The turn of the century in 1900 saw the United States embroiled in global skirmishes. The Philippines, China and the Boxer Rebellion, Russia, and the South African War figured in much of Clemens's correspondence and he wrote with growing pessimism. Writing from England in July 1900, "It's the human race--that explains everything; … I don't want to train with any angels made out of human material" (p. 267). Twichell's reply to this tirade: "Mark, the way you throw your rotten eggs at the human race doth greatly arride me. We preachers are extensively accused of vilifying human nature, as you are aware; but I must own that for enthusiasm of misanthropy you beat us out of sight" (p. 271).

I found one error in transcription in this volume related to one of Twichell's letters written shortly after the death of former president Ulysses Grant. The editors transcribe Twichell's words as, "I'd give more to sit on a log with you in the woods this afternoon, while we turned a wreath together for Launcelot's grave" (p. 135). The correct phrase is "twined a wreath together." The annotation for this letter incorrectly describes double slash marks before and after the sentence and theorizes they were likely placed there by Clemens. The double slash marks appear before the entire paragraph and were more likely placed there by Albert Bigelow Paine who quoted Twichell's passage in his book Mark Twain: A Biography (Paine, p. 816).

Missing from this volume are three letters that were apparently overlooked inadvertently. An "S. L. Clemens" inscription inside one of Twichell's books is dated 14 April 1874 and should be regarded as part of the men's correspondence. This note is readily available for reading and printing from the online collection of Clemens's letters from the Mark Twain Project. A second missing letter dated 17 November 1899 from London features a long discussion of osteopathy, church going, and Hartford city taxes. A third letter dated 12 September 1901 from Saranac Lake, New York features a news clipping related to Vice President Teddy Roosevelt and a typical Twain dressing down of the human race. It is hoped the editors will find a way to make these additional letters easily available for readers.

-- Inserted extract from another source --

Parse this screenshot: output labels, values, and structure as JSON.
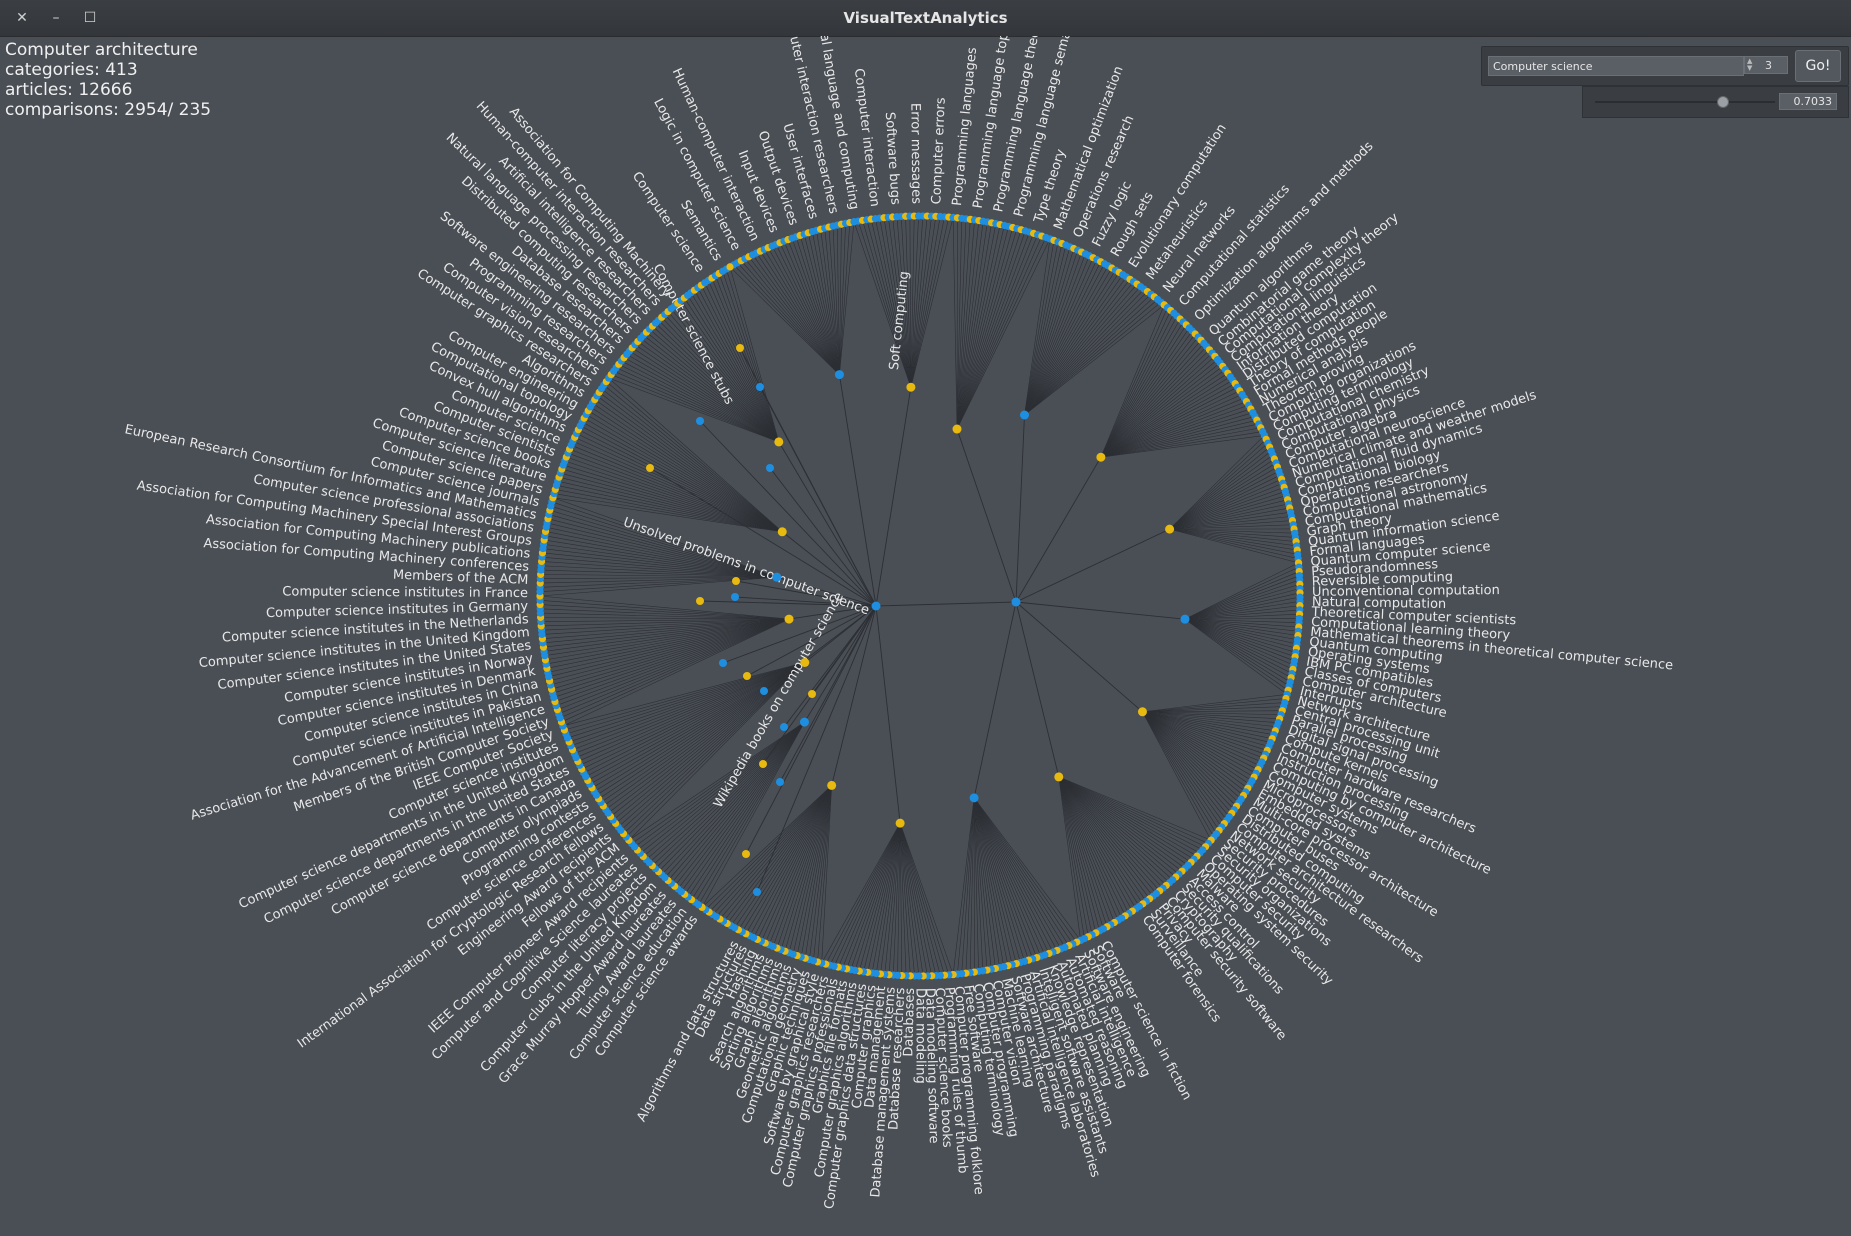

In preparing a "wish list" for this volume, one must include the vital birth and death dates of people mentioned in the annotations. Names are given, but vital statistics are missing. It would also have been helpful if some annotations had been presented earlier in the text and been more extensive. Twichell's family included nine children whose names surface throughout the correspondence. Having a Twichell family tree to consult would be a choice enhancement. A bibliography of the major works cited as well as a list of known previous publications of Mark Twain's letters would also have been welcomed.

Twichell succinctly summed up his admiration for Twain's writing skills in a letter from January 1903, "The story flows off the end of your pen taken carelessly up to beguile the tedium of an anxious, slow-footed day; perfect literature from the word go; lights and shades all right; the complex plot continuously lipid in clearness; the style M.T.'s own at its best; diction, for ease, vigor and grace the choicest. . . . By George, it is not fair--that inequitable distribution of talents by which it is given to only one man to do without consciously trying what to all others is, granting it possible, prodigiously difficult" (pp. 319-320). This collection of letters perfectly aligns with Twichell's description of Mark Twain's talent as a correspondent but also exhibits his own. This book is a "must" for all Mark Twain scholars and researchers.